Given device costs next to treatment complexity and success rates is the likely tallest barrier to further penetration of AF ablation and a thorough technology victory for the big four, the absence of solutions to reduce procedure costs was surprising. An exception to this was single-use device reprocessing, where recent wins in FDA clearances (including the widely used, fairly complex ViewFlex catheter) show potential for significantly reducing the cost of AF ablation and other cardiac arrhythmia procedures. The reprocessing industry has taken a turn into more complex device technologies with lumens and valves.
In the past, it was common for us to see groups of nurses from the same lab learning more about their lab practices as it relates to new devices. This year, there were fewer nurses, techs, and “hands on” folks in attendance compared to previous events. Also, there were fewer supply chain professionals in attendance. Instead, it appears the show is becoming more and more dominated by clinicians.
While financial considerations may be the simple reason hospitals don’t send their nursing and purchasing staff to Heart Rhythm Society, a shift in the discussion we had at our expo space may add a different dimension. Electrophysiologists are highly trained clinicians, but while their focus is on the clinical aspects of the cardiac arrhythmia procedures, many of them are leading the discussion regarding economic aspects as well. This is due to the fact that, in electrophysiology today, healthcare economics and clinical issues are intertwined:
Electrophysiologists are passionate about the promises of AF ablation as a curative alternative to pharmaceutical treatment. As technologies become more sophisticated, AF ablation could become a means to provide advanced heart disease solutions to millions of Americans. Since AF ablation is also one of the fastest growing areas of healthcare today, the progress of AF ablation is closely monitored, from both clinical and economic perspectives.
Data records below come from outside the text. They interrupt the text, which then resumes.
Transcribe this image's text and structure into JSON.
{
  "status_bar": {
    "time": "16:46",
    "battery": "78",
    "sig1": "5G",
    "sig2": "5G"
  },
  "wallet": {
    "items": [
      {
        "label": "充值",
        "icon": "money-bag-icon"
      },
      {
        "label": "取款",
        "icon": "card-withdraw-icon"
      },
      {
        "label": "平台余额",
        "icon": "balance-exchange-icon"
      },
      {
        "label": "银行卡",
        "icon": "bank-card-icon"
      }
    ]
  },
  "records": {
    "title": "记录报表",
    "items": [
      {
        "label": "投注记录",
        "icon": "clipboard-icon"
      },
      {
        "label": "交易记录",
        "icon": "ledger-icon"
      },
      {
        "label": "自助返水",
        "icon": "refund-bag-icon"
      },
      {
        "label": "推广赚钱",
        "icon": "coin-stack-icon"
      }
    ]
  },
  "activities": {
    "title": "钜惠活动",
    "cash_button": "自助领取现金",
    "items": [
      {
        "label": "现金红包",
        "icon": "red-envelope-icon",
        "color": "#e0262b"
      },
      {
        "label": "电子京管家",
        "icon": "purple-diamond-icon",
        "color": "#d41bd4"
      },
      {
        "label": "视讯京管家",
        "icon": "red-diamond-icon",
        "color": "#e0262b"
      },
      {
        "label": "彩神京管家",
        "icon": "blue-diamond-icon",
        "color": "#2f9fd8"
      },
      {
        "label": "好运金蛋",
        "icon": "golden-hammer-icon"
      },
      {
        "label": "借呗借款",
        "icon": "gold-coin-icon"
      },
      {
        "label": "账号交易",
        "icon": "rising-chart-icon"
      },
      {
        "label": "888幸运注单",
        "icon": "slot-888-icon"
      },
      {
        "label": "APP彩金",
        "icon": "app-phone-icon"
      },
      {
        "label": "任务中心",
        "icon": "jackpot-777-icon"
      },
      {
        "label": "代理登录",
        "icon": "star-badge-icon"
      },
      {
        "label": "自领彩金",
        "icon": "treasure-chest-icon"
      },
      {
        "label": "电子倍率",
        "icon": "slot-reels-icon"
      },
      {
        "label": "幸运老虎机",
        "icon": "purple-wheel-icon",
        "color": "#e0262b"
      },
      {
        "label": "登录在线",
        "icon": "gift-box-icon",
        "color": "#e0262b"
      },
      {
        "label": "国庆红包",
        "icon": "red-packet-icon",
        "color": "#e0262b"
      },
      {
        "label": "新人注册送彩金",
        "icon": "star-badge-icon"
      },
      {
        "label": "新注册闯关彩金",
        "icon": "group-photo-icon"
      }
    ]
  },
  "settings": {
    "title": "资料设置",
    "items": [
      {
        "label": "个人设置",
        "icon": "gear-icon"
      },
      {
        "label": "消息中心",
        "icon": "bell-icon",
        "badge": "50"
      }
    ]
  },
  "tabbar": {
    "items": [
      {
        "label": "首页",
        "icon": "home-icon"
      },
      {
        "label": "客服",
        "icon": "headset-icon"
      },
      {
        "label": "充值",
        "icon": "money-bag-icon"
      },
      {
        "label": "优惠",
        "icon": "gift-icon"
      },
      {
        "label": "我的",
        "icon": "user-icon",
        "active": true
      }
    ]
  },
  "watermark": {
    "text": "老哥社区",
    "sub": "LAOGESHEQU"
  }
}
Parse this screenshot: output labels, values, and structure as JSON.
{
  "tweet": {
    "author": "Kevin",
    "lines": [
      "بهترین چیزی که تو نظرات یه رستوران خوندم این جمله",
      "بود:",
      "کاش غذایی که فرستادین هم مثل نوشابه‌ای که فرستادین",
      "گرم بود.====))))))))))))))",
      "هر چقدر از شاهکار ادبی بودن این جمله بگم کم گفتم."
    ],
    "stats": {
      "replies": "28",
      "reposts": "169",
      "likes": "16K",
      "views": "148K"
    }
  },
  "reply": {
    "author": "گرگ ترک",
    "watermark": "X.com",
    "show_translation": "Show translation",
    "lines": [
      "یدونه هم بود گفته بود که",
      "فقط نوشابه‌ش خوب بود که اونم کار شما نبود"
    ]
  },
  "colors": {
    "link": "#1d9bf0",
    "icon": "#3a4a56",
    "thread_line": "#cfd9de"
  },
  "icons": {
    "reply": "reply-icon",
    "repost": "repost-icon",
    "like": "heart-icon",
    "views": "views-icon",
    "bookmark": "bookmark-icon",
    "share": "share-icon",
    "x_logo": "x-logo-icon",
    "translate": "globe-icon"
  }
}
For the electrophysiologist, the success of AF ablation depends on his or her clinical skills, as well as on the availability of appropriate technology. The challenge today is that while highly skilled electrophysiologists are successful with AF ablation in procedures they perform, the success of AF ablation is being hampered by the complexity of technologies, the cost of devices, and the relatively low success rates. Technologies in AF ablation are too expensive, too complicated, and simply not advanced enough. As a result, penetration rates are slow to increase.
As a result, the electrophysiologist’s passion for AF ablation is restrained in terms of impact by device costs and the incremental nature of technology development. To the savvy electrophysiologist, clinical and economic factors overlap, and it was very clear in our discussions at Heart Rhythm Society that this has put the clinician in a leadership position in the economic as well as the technology discussions.
Lars Thording, Ph.D., has a background in academia, consulting, and industry leadership. He has been responsible for the launch of numerous market-disrupting solutions across healthcare, insurance and technology. Originally from Denmark, Thording has taught at universities in Denmark, Ireland, and the United States. He currently serves as the VP, marketing and public affairs, for Innovative Health, a medical device reprocessing company specializing in electrophysiology and cardiology technology. Thording currently serves on the board of the Association of Medical Device Reprocessors.